Love, Shakespeare wrote, “is an ever-fixèd mark that looks on tempests and is never shaken.” True—except when the love in question comes from the press, and the tempests it looks on are confined to the teapot of presidential politics. In which case the mark of love is, well, never-fixèd.

Among the recent fields of Democrats alone, we’ve seen the fickleness of press/would-be-prez romances in an appropriately tumultuous array: Love at First Sight That Left as Quickly as It Came (Howard Dean); Friendship That Might Have Been Something More But Then Swiftly Soured (John Kerry); The One That Got Away (Al Gore). While the media have mocked and otherwise mistreated many of their erstwhile suitors, John Edwards managed to exit the 2004 election with few permanent scars, save for his enduring reputation as a Pretty Boy. Though he wasn’t The One for ’04—and though the press’s relationship with him certainly wasn’t all sunshine and roses—he had a shot, one thought, for ’08.

But the course of true love never did run smooth, and many in the media—mainstream and blogospheric alike—are now writing Edwards off, quite literally, through an extensive and somewhat awkward “Dear John” letter:

“Dear John, Things might have lasted, had you not been so calculating or attention-seeking or “metrosexual” or flip-flopping or “opulent” in your lifestyle or full of “craven ambition” or obsessively focused on your image or prone to biting the hand that feeds you or overshadowed by your wife or reminiscent of Howard Dean or “white,” “male,” “liberal,” “clean-cut,” and “well-to-do.” However pretty you may be, and however much your “smooth voice may drip with Southern charm,” it’s just not working out between us. Sorry.”

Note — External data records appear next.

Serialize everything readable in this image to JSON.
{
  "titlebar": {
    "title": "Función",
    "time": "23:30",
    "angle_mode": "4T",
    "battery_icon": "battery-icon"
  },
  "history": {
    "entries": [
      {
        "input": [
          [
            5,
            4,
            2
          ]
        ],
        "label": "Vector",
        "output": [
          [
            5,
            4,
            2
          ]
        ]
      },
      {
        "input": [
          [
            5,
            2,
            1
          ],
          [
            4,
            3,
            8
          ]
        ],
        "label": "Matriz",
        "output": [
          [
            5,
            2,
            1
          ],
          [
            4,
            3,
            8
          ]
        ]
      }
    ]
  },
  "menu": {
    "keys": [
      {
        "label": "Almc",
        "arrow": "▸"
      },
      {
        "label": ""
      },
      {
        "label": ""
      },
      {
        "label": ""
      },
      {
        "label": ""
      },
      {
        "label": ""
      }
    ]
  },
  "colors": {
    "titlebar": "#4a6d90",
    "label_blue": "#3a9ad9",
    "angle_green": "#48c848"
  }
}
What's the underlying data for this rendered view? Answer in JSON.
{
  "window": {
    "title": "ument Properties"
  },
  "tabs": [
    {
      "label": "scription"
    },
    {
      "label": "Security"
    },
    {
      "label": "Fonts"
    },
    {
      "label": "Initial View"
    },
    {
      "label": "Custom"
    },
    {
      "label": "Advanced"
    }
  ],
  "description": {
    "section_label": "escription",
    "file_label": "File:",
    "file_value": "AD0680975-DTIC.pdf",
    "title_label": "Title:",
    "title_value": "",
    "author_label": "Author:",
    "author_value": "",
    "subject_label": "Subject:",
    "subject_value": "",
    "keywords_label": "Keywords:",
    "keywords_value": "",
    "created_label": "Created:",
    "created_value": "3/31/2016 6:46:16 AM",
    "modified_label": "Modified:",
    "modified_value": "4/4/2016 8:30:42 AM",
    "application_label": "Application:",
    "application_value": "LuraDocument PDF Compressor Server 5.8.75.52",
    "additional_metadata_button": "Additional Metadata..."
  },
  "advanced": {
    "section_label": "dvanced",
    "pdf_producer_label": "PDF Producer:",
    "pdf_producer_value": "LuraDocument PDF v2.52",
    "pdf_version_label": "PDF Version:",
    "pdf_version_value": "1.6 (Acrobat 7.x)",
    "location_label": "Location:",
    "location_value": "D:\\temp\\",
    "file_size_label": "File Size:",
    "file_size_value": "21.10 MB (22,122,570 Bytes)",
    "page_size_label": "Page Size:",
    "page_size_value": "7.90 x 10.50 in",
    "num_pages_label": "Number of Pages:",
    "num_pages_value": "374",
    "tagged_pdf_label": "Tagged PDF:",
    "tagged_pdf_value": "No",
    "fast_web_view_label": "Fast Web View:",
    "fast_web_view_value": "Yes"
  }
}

This media missive has, at times, exhibited a nearly Shakespearian delicacy, expressing its distaste not through declaration, but through the time-honored language of love-soon-to-be-lost: subtle—some might call it passive-aggressive—insinuation. It’s referring not simply to Edwards’s North Carolina home, but rather to his “28,000-square-foot pleasure palace.” It’s inserting, in can’t-miss-it irony between two grafs about Edwards’s expensive hair-grooming, the fact that “Mr. Edwards has presented himself in the Democratic field as an advocate of working-class Americans, lamenting the nation’s growing economic disparity.” It’s noting that, while Edwards “doesn’t accept money directly from federal lobbyists”—this deserves emphasis—“he is not above benefiting from the broader lobbying community.” It’s depicting Edwards, in an article about campaign-trail parenting rife with criticisms of the candidate, “dragging” his family “through thousands of miles and stump speeches.” It’s spreading the suggestion (courtesy of Rush Limbaugh, no less) that Edwards, in continuing his campaign despite the return of Elizabeth’s cancer, has been merely “trolling for sympathy votes.”

And it’s generally portraying Edwards as a kind of Cinderella-and-the-Prince-rolled-into-one, a composite caricature whose inherent contradictions suggest inauthenticity at best, hypocrisy at worst. “Edwards has been unable to make much headway,” wrote the The Washington Post, “in part because of a series of controversies that cast doubt on the image he has cultivated as a millionaire lawyer who as the son of a millworker understands the plight of those with less than he has.”

Except, of course, it’s not only Edwards who has cultivated that image; the media have, as well. Nearly all the current candidates, Democratic and Republican alike, are millionaires (lawyers, too); Edwards is the only one for whom that’s A Thing. While not all press coverage uses the loaded H-word in reporting on the Edwards campaign’s “controversies” (namely, House, Hedgefund, and Hair), much of it implies hypocrisy through the millionaire/millworker dichotomy itself, fusing those supposedly rival narratives into a virulent, and increasingly prevalent, logic: Edwards is rich, but says he wants to help the poor. He must therefore be a hypocrite.

The fallacy of that reasoning, not to mention the utterness of its unfairness, are obvious. Less obvious are the effects its viral nature will have on the campaign as it moves into the make-or-break time of primary season. It’s fairly safe to assume, however, that coverage that insists on weaving even the tiniest campaign missteps into the woolly text of a Hypocrisy Narrative will register, for Edwards, somewhere between “problematic” and “disastrous”—and that it will continue to overshadow the balanced articles (the recent Time magazine profile of Edwards, for example, which explains the campaign’s snafus without imbuing them with the weight of moral allusion) that have been written about the candidate.

Megan Garber is an assistant editor at the Nieman Journalism Lab at Harvard University. She was formerly a CJR staff writer.